# How do I find an ADC circuit's bandwidth experimentally?

The bandwidth is the frequency for which the output is down 3 dB. It it a function of the analog portion of your circuit and does not depend on the sample rate nor the Nyquist rate which are basically digital concepts. Thus, in your experiment, the bandwith will be the frequency, fin, for which the output has dropped by 3 dB.

The plots below (taken from here) show why calculating ADC 'bandwidth' from peak sample values may be problematic.

The plot on the right shows what happens when the sampling frequency is below the input frequency.

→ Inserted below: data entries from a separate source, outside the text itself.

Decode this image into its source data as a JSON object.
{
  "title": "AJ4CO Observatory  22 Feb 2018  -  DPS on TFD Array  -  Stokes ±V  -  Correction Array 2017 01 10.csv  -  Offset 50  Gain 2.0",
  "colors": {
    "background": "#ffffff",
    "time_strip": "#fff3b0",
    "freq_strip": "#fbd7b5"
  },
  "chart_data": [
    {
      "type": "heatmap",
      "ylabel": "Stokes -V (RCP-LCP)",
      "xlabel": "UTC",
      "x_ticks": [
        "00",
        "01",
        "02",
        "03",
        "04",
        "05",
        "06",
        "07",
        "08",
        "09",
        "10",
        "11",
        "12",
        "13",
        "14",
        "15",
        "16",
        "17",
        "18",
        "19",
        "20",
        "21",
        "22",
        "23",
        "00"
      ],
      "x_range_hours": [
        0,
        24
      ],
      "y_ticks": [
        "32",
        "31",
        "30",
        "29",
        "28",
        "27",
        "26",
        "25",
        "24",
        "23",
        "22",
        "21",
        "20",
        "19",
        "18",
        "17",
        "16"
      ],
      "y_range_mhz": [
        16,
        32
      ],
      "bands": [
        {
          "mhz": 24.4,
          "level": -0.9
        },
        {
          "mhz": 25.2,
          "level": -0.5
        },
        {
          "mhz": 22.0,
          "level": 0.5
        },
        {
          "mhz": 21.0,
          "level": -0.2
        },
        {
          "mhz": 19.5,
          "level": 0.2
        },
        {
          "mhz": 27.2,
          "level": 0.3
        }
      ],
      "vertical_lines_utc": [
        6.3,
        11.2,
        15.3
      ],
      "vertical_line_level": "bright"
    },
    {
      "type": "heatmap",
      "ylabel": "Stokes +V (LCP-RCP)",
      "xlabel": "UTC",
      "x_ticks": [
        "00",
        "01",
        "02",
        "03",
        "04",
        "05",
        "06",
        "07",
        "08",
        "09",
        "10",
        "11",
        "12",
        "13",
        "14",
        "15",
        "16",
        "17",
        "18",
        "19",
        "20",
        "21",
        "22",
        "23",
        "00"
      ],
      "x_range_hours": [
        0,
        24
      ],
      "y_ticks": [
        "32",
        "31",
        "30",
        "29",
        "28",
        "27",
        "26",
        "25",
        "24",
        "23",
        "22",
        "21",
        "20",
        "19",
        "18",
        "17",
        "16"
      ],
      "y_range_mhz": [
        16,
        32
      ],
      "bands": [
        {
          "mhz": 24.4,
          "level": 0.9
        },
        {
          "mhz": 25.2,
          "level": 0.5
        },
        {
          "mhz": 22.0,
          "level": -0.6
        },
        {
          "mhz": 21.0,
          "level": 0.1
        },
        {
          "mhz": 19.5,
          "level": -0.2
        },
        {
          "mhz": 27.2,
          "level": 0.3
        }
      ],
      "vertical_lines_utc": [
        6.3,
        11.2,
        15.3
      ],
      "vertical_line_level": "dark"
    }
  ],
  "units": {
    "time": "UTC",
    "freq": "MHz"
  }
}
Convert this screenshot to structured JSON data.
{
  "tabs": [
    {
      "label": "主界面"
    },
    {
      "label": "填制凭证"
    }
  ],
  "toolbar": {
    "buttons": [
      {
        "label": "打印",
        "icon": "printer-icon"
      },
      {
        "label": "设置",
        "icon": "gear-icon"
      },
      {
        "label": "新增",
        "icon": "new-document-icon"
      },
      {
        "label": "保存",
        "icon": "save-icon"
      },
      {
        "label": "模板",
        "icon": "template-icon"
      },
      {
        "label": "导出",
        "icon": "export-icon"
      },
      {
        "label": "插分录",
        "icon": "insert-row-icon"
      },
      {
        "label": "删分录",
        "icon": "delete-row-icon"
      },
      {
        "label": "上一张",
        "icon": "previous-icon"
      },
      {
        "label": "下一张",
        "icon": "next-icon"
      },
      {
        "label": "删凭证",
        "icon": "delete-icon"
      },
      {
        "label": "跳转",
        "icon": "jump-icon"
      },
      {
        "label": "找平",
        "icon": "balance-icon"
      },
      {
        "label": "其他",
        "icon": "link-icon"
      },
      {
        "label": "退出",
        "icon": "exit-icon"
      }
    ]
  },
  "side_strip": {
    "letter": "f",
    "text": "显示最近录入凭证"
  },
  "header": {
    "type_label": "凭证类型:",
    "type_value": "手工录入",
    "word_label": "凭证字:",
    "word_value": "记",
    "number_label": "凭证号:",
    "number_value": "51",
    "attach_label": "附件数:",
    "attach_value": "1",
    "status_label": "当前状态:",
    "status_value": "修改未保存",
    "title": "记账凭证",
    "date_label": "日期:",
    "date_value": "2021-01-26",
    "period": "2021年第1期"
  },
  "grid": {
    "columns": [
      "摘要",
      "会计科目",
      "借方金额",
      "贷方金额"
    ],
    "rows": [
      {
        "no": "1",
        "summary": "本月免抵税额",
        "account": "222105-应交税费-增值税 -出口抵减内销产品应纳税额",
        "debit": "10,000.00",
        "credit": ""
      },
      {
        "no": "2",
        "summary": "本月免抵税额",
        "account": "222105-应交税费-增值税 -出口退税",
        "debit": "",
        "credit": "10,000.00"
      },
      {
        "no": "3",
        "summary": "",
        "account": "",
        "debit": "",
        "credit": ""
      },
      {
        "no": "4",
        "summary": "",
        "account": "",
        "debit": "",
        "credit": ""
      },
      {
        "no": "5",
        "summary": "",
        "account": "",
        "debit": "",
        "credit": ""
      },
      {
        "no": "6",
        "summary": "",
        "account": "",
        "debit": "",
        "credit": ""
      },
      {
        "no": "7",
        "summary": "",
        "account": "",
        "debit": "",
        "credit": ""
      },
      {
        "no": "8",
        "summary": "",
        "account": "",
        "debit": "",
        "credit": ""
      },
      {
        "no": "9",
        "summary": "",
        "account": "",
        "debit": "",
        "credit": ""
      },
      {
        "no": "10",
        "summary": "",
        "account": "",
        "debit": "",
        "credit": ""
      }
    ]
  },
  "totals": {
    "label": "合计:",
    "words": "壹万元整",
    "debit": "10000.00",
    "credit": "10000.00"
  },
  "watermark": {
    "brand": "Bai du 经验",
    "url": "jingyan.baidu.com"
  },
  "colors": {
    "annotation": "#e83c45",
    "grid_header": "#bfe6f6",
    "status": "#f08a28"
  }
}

The signal has aliased down to a lower frequency inside the Nyquist limit, and there is no way to tell what the actual input frequency was. Despite this, the ADC is still producing the same peak amplitude for a frequency way above its 'bandwidth'.

Note also that while the peak amplitudes are identical, neither of them actually reach the peak amplitude of the input signal. This may be a problem because the sampling points depend on the relative phase of the input and sampling frequencies. At certain frequencies and phases there will be 'nulls' of lower peak amplitude, going down to zero amplitude when the sampling rate exactly equals the input frequency. However, provided the input frequency and sampling rate are not locked in phase you will (eventually) see the true peak values.

When I find the -3dB point, what is the corresponding official bandwidth I've found? Is it fin or fin/2 with consideration of the Nyquist rate?

I'm not sure that an 'official' Nyquist related bandwidth exists, but if it did I imagine it would be based on the rms level of many samples with random phases, not the peak sample values. Usually the aliased output above half the sampling rate is considered to be anomalous, so the first dip to -3dB below that (if it existed) would be considered the bandwidth.

You may not detect any dip in peak values due to the sampling rate, but you should see any attenuation in the analog circuitry before or inside the ADC (antialiasing filter, sample-and-hold circuit etc.). Depending on the sample rate applied, that analog bandwidth may be much higher than the Nyquist frequency or sampling rate.

I think you are confused about what happens when the input frequency exceeds the Nyquist limit. The peak-to-peak voltage doesn't change...assuming you collect enough samples...but the apparent frequency of the signal changes. If there is a "bandwidth" beyond which the signal is attenuated, then it is due to the analog electronics of your ADC, not to the effect of sampling.